Published Nov 04, 2012With The Woodsman and the Rain, director Shuichi Okita has composed a graceful picture that very deliberately uses the language of cinema to tell a humble story about the spiritually enriching nature of storytelling. It's meta in the most unobtrusive way possible, using a naturalistic eye to set the stage.
Katsu (Koji Yakusho), a simple woodsman, is going about his work felling a tree when a nebbish man in a suit stumbles through the underbrush to request that he lower the noise until a scene is finished being filmed for a movie shooting nearby. The aged lumberjack widower acquiesces and we follow his daily routine where the orderliness with which he prepares his meals and conducts himself with his co-workers is emphasised by an ever-stationary camera.
This passive, immobile perspective also relates to his dismissive attitude towards his aimless slackerson, a subplot that is mostly present for thematic cohesion. Nudging him out of his rut of grief, the film's producer and director rope Katsu into helping out with their movie, first as a location consultant, then as a zombie extra.
A disrespectful crew and the young director Koichi's indecisiveness puts Katsu off at first but after his involvement in the production elicits the rap attention of his work buddies he begins to recognize the appeal of movie magic. As he gets more invested in the film, practicing his zombie walk and calling in sick to work so that he can spend more time on set, Katsu's despondency lifts and he forms a bond with Koichi (Shun Oguri, Crows Zero).

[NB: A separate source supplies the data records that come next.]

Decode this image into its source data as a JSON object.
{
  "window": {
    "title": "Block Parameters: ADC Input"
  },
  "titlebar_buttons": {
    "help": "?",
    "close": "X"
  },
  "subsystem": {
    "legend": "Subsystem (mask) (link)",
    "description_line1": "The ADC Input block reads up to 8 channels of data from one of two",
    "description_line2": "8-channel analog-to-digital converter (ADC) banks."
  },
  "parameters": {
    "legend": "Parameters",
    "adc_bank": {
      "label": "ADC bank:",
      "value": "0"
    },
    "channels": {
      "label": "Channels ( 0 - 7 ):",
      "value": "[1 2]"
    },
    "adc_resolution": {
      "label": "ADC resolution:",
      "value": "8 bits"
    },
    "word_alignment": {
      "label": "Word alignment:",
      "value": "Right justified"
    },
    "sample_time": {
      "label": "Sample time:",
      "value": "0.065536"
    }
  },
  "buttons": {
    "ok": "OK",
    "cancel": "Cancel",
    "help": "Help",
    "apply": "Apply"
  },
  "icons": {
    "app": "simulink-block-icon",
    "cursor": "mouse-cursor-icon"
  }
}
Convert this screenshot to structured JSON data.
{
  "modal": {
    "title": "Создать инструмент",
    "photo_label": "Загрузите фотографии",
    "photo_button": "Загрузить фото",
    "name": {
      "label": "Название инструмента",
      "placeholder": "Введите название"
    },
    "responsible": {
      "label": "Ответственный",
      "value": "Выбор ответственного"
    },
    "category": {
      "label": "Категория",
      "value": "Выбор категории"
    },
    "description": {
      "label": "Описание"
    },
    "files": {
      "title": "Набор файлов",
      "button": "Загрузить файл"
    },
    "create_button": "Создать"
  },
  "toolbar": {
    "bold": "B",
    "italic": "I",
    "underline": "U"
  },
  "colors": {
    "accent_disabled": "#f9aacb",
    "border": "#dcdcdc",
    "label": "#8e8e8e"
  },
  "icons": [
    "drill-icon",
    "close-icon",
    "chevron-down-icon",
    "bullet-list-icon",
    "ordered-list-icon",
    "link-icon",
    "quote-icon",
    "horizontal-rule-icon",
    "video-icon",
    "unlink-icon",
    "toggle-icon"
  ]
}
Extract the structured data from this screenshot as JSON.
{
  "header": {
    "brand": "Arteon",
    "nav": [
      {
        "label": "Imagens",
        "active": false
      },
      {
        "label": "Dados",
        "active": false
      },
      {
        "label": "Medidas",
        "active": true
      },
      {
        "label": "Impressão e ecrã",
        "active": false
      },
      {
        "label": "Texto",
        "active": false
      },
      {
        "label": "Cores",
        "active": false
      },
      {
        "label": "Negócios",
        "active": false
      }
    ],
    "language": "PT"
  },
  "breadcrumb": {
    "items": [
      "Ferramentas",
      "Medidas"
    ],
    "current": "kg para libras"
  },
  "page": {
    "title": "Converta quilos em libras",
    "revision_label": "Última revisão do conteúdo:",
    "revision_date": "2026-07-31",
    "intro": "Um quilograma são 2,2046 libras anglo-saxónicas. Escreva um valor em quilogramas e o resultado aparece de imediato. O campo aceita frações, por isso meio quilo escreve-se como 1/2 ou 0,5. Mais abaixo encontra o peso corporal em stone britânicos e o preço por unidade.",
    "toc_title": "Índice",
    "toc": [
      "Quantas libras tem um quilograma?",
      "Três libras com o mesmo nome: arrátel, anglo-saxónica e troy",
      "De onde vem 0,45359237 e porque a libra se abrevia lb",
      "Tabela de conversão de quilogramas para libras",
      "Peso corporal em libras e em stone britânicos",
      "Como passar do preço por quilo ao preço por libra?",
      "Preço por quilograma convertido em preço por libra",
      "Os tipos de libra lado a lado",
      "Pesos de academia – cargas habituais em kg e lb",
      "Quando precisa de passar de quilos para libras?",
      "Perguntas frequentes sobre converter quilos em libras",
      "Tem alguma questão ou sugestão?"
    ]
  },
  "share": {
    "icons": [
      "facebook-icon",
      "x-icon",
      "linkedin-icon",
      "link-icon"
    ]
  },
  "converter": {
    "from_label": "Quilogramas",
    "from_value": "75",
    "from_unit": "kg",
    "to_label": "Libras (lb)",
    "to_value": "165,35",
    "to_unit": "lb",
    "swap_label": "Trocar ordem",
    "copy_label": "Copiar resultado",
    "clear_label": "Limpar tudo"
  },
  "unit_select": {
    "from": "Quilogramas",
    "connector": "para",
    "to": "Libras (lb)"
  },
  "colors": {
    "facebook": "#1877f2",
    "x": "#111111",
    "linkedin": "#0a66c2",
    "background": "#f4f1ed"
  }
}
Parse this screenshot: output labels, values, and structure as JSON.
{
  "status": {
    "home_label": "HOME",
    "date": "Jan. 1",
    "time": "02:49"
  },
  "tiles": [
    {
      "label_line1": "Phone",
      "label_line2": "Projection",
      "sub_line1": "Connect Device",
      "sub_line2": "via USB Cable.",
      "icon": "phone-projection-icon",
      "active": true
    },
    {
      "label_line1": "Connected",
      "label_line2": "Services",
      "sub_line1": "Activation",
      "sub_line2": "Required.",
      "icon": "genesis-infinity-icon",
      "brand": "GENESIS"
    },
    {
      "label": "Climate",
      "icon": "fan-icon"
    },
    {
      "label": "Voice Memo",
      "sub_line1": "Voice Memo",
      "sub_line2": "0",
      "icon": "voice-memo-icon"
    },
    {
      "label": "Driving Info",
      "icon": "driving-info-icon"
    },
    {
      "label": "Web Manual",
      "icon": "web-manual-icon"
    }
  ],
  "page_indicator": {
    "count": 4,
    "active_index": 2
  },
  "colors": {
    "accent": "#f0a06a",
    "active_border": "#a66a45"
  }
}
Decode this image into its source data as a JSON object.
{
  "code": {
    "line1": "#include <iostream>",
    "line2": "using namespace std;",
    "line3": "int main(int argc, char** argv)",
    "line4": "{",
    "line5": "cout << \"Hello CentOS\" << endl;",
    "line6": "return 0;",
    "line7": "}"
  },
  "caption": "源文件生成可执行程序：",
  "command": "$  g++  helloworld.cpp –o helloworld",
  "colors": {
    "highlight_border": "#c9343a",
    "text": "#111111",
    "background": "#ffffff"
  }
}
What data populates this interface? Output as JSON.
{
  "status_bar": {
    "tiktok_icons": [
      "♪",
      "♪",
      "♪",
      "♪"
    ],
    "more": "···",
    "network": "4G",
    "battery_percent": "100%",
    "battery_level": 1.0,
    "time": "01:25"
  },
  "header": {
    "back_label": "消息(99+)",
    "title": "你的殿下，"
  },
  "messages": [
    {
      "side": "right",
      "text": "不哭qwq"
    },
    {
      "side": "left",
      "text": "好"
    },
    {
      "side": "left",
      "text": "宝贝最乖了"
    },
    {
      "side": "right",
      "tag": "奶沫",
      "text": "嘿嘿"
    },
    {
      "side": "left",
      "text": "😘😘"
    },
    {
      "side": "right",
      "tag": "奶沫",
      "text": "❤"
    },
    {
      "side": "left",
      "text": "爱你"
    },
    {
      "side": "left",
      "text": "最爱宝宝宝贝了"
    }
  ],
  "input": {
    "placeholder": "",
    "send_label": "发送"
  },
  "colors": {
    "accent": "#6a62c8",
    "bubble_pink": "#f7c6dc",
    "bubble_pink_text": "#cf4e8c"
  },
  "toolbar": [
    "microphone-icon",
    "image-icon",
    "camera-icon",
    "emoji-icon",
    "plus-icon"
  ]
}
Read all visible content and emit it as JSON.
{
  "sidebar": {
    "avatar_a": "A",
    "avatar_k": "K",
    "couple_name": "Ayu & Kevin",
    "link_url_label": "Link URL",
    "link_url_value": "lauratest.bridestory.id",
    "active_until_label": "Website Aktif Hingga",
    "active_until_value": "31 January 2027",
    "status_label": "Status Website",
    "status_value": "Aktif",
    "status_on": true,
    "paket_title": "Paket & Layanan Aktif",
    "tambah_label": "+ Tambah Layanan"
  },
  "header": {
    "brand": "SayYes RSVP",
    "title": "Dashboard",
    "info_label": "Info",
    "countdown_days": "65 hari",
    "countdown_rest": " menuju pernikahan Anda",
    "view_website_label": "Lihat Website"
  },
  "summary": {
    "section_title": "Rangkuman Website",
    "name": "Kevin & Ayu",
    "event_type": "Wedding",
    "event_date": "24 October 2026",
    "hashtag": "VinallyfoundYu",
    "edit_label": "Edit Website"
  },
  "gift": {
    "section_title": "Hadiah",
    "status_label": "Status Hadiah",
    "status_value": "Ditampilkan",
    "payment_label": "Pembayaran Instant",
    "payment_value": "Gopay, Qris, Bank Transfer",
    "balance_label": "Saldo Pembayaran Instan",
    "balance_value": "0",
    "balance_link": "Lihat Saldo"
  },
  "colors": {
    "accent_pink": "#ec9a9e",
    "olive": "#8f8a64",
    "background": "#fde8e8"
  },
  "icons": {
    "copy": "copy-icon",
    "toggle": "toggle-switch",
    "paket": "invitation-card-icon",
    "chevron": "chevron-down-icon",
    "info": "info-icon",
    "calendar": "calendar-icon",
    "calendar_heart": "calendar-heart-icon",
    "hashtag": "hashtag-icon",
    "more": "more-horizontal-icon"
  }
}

Feeling helpless—unsure of his creative instincts—and overwhelmed by responsibility, the amateur director benefits from Katsu's impartial interest in the film's actual plot rather than just surface details and the sobering influence of the paternal figure'scalm outlook on life. The duo forms a feedback loop of positive reinforcement, which invigorates the entire crew and gives them all the confidence to enter into the collaboration process.
At a key moment, the director of photography asks permission to shoot on a dolly, and Okita's camera moves for the first time to mirror this evolution of his subject's ambition. The shift in tone is so subtle that it's hard to notice when internal score first makes an appearance and The Woodsman and the Rain blossoms into an inspiring drama about having the self-confidence to seize the moment while retaining the sense of detachment to recognize just how fleeting those moments of triumph can be.
It's a beautifully constructed tale that should speak to anyone who's ever felt like a passenger in their own life.
The Woodsman and the Rain screens on Saturday November 17th at 4pm at the Richmond Hill Centre for the Performing Arts. (Kadokawa Pictures)